Palestinians turned out on Friday to show their support for Mahmoud Abbas
Israeli officials have expressed concern over the decision by Palestinian Authority President Mahmoud Abbas not to seek re-election.
Several officials suggested that if carried through, the move could hamper efforts to secure Middle East peace.
Mr Abbbas declared on Wednesday that he would not stand because of an impasse in peace negotiations.
But Arab and Israeli media said his announcement could be a tactical manoeuvre and he could change his mind.
It is thought that Mr Abbas, 74, could stay in post for some time, since the election that he called for 24 January may be postponed if Hamas carries through a threat to block the vote in Gaza.
As he announced his decision, Mr Abbas accused the US of backtracking on its Middle East policy and refusing to persuade Israel to freeze the construction of Jewish settlements in the occupied West Bank.
Born in Safed in British Mandate Palestine (now northern Israel) in 1935; studied law in Egypt and gained doctorate in Moscow

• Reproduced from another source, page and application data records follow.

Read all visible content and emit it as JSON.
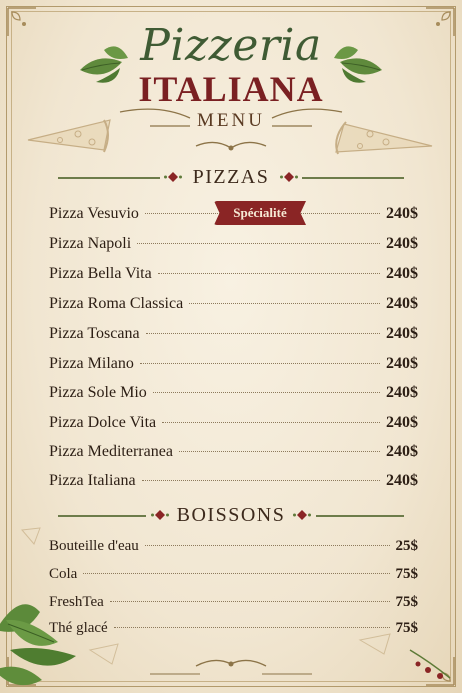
{
  "header": {
    "title_line1": "Pizzeria",
    "title_line2": "ITALIANA",
    "subtitle": "MENU"
  },
  "sections": {
    "pizzas": {
      "title": "PIZZAS",
      "badge": "Spécialité",
      "items": [
        {
          "name": "Pizza Vesuvio",
          "price": "240$"
        },
        {
          "name": "Pizza Napoli",
          "price": "240$"
        },
        {
          "name": "Pizza Bella Vita",
          "price": "240$"
        },
        {
          "name": "Pizza Roma Classica",
          "price": "240$"
        },
        {
          "name": "Pizza Toscana",
          "price": "240$"
        },
        {
          "name": "Pizza Milano",
          "price": "240$"
        },
        {
          "name": "Pizza Sole Mio",
          "price": "240$"
        },
        {
          "name": "Pizza Dolce Vita",
          "price": "240$"
        },
        {
          "name": "Pizza Mediterranea",
          "price": "240$"
        },
        {
          "name": "Pizza Italiana",
          "price": "240$"
        }
      ]
    },
    "boissons": {
      "title": "BOISSONS",
      "items": [
        {
          "name": "Bouteille d'eau",
          "price": "25$"
        },
        {
          "name": "Cola",
          "price": "75$"
        },
        {
          "name": "FreshTea",
          "price": "75$"
        },
        {
          "name": "Thé glacé",
          "price": "75$"
        }
      ]
    }
  },
  "colors": {
    "title_green": "#3f5b34",
    "title_red": "#7a2022",
    "badge_red": "#8a2525",
    "paper": "#f1e6d1"
  }
}
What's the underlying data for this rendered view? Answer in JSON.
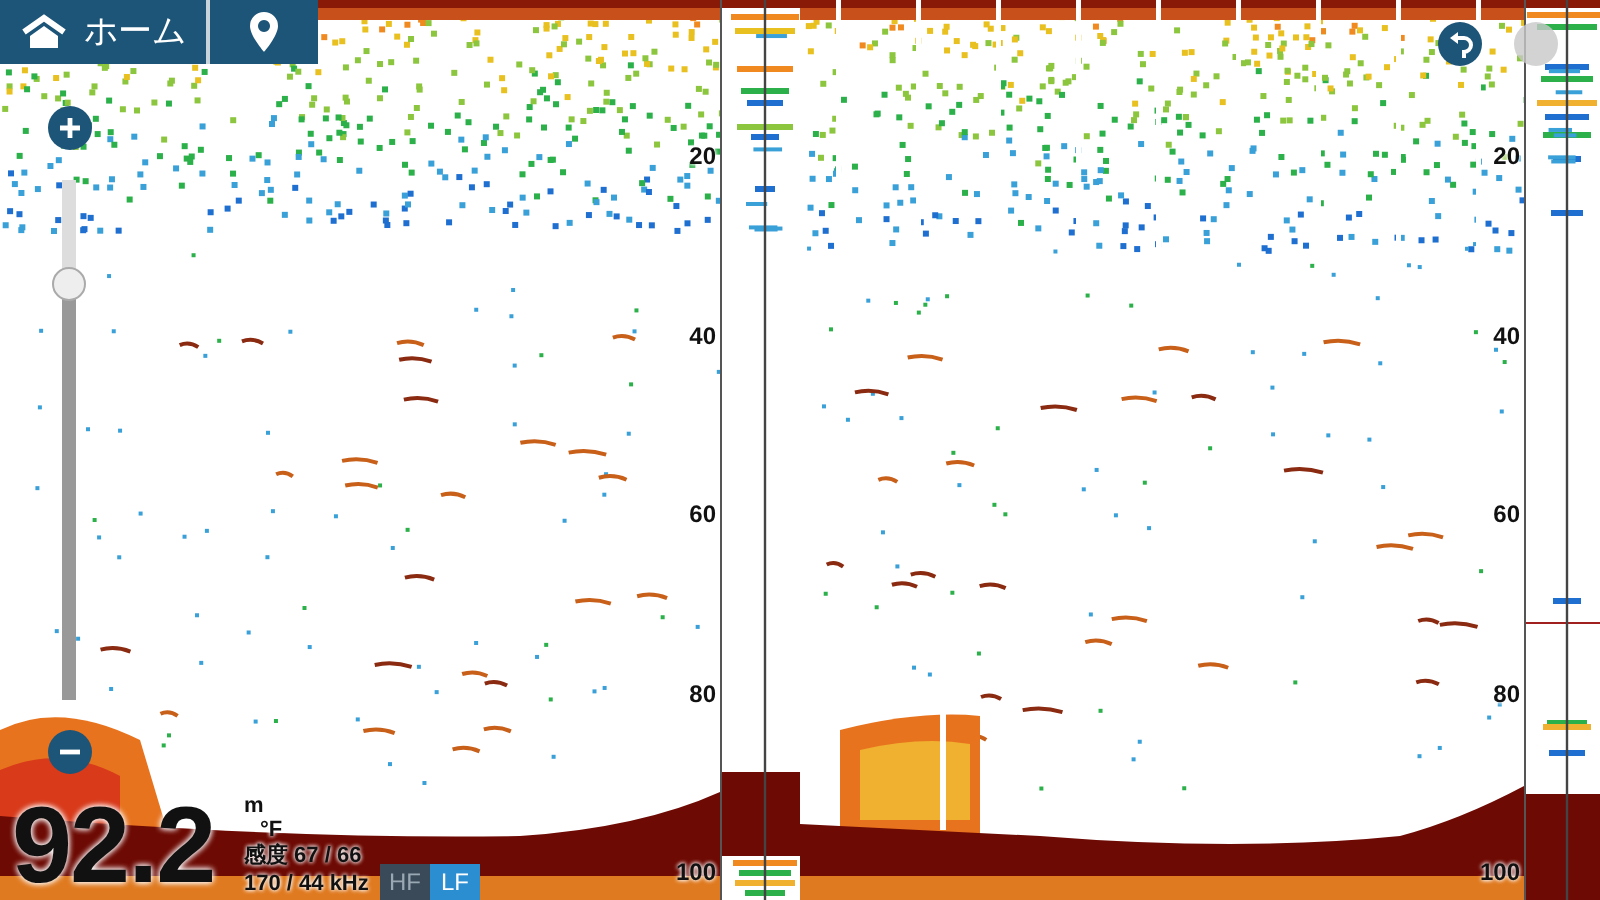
{
  "nav": {
    "home_label": "ホーム"
  },
  "panes": [
    {
      "scale": [
        "20",
        "40",
        "60",
        "80",
        "100"
      ]
    },
    {
      "scale": [
        "20",
        "40",
        "60",
        "80",
        "100"
      ]
    }
  ],
  "zoom": {
    "level": 0.8
  },
  "readout": {
    "depth": "92.2",
    "depth_unit": "m",
    "temp_unit": "°F",
    "gain": "感度 67 / 66",
    "frequency": "170 / 44 kHz"
  },
  "freq_tabs": [
    {
      "label": "HF",
      "selected": false
    },
    {
      "label": "LF",
      "selected": true
    }
  ],
  "round_buttons": [
    {
      "kind": "undo",
      "disabled": false
    },
    {
      "kind": "blank",
      "disabled": true
    }
  ]
}
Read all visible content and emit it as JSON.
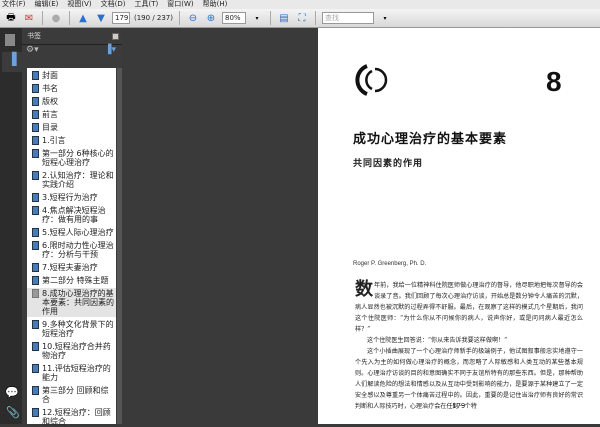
{
  "menu": [
    "文件(F)",
    "编辑(E)",
    "视图(V)",
    "文档(D)",
    "工具(T)",
    "窗口(W)",
    "帮助(H)"
  ],
  "toolbar": {
    "page_input": "179",
    "page_info": "(190 / 237)",
    "zoom": "80%",
    "search_placeholder": "查找"
  },
  "panel": {
    "title": "书签",
    "items": [
      "封面",
      "书名",
      "版权",
      "前言",
      "目录",
      "1.引言",
      "第一部分 6种核心的短程心理治疗",
      "2.认知治疗：理论和实践介绍",
      "3.短程行为治疗",
      "4.焦点解决短程治疗：做有用的事",
      "5.短程人际心理治疗",
      "6.限时动力性心理治疗：分析与干预",
      "7.短程夫妻治疗",
      "第二部分 特殊主题",
      "8.成功心理治疗的基本要素：共同因素的作用",
      "9.多种文化背景下的短程治疗",
      "10.短程治疗合并药物治疗",
      "11.评估短程治疗的能力",
      "第三部分 回顾和综合",
      "12.短程治疗：回顾和综合"
    ],
    "selected_index": 14
  },
  "page": {
    "chapter_number": "8",
    "title": "成功心理治疗的基本要素",
    "subtitle": "共同因素的作用",
    "author": "Roger P. Greenberg, Ph. D.",
    "dropcap": "数",
    "paragraphs": [
      "年前，我给一位精神科住院医师做心理治疗的督导，他尽职地把每次督导的会谈录了音。我们回顾了每次心理治疗访谈，开始总是数分钟令人痛苦的沉默，病人显然也被沉默的过程弄得不舒服。最后，在观察了这样的模式几个星期后，我问这个住院医师：“为什么你从不问候你的病人，说声你好，或是问问病人最近怎么样？”",
      "这个住院医生回答说：“你从来告诉我要这样做啊！”",
      "这个小插曲展现了一个心理治疗师新手的极端例子，他试图叙事般忠实地遵守一个先入为主的如何做心理治疗的概念，而忽略了人际敏感和人类互动的某些基本规则。心理治疗访谈的目的和意图确实不同于友谊所特有的那些东西。但是，那种帮助人们解读危险的想法和情感以及从互动中受到影响的能力，是要源于某种建立了一定安全感以及尊重另一个体痛苦过程中的。因此，重要的是记住当治疗师有良好的常识判断和人际技巧时，心理治疗会在任何一个特"
    ],
    "page_number": "179"
  }
}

A founder member, with Yasser Arafat, of Palestinian political faction Fatah
Held security role within the PLO in the early 1970s
Appointed head of the PLO's department for national and international relations in 1980
Widely regarded as an architect of the 1993 Oslo Peace Accords
In January 2005, elected president of the Palestinian Authority
On Thursday, Israeli Deputy Foreign Minister Danny Ayalon said it was an internal issue for the Palestinians, but hinted at Israeli opposition to the move.
"We don't interfere in others' internal affairs," he told Israeli radio.
"But it is evident that Israel and the United States are interested in a Palestinian leadership that is responsible and pragmatic," he said.
Earlier, Israeli Defence Minister Ehud Barak had issued a statement after Mr Abbas's speech expressing hope that the announcement would not damage "efforts to launch negotiations and achieve a peace accord".
And Israeli newspaper Haaretz reported that President Shimon Peres had called Mr Abbas a day before his announcement and tried to persuade him to change his mind.
"If you leave, the Palestinians would lose their chance for an independent state," the paper quoted Mr Peres as saying.
"The situation in the region would deteriorate. Stay, for the Palestinian people's sake."
BBC Arab affairs analyst Magdi Abdelhadi says that although Mr Abbas claims his decision is not a political manoeuvre, a quick reading of his speech reveals that it has all the hallmarks of one.
Far from abandoning the political scene altogether, Mr Abbas said he would stay on as the chief of the Palestine Liberation Organisation (PLO).
As his political enemies were quick to point out, the real purpose of Mr Abbas's gambit was to send an angry message to his friends in Washington, our Arab affairs analyst says.
Mr Abbas took over as head of the PLO after Yasser Arafat died in 2004, and became Palestinian Authority president a year later.
But he has struggled to make headway towards a peace deal in negotiations with Israel, amid deadlock over Israeli settlements.
He has also faced opposition from the Hamas movement, which won legislative elections in January 2006 and ousted Fatah from Gaza.
Egyptian-led efforts to broker a unity deal between the two factions have so far been unsuccessful.
The four-year term of the Palestinian Legislative Council, or parliament, is due to expire in January 2010, at which time fresh elections must be held, according to the Palestinian constitution.
Mr Abbas' presidential term expired earlier this year.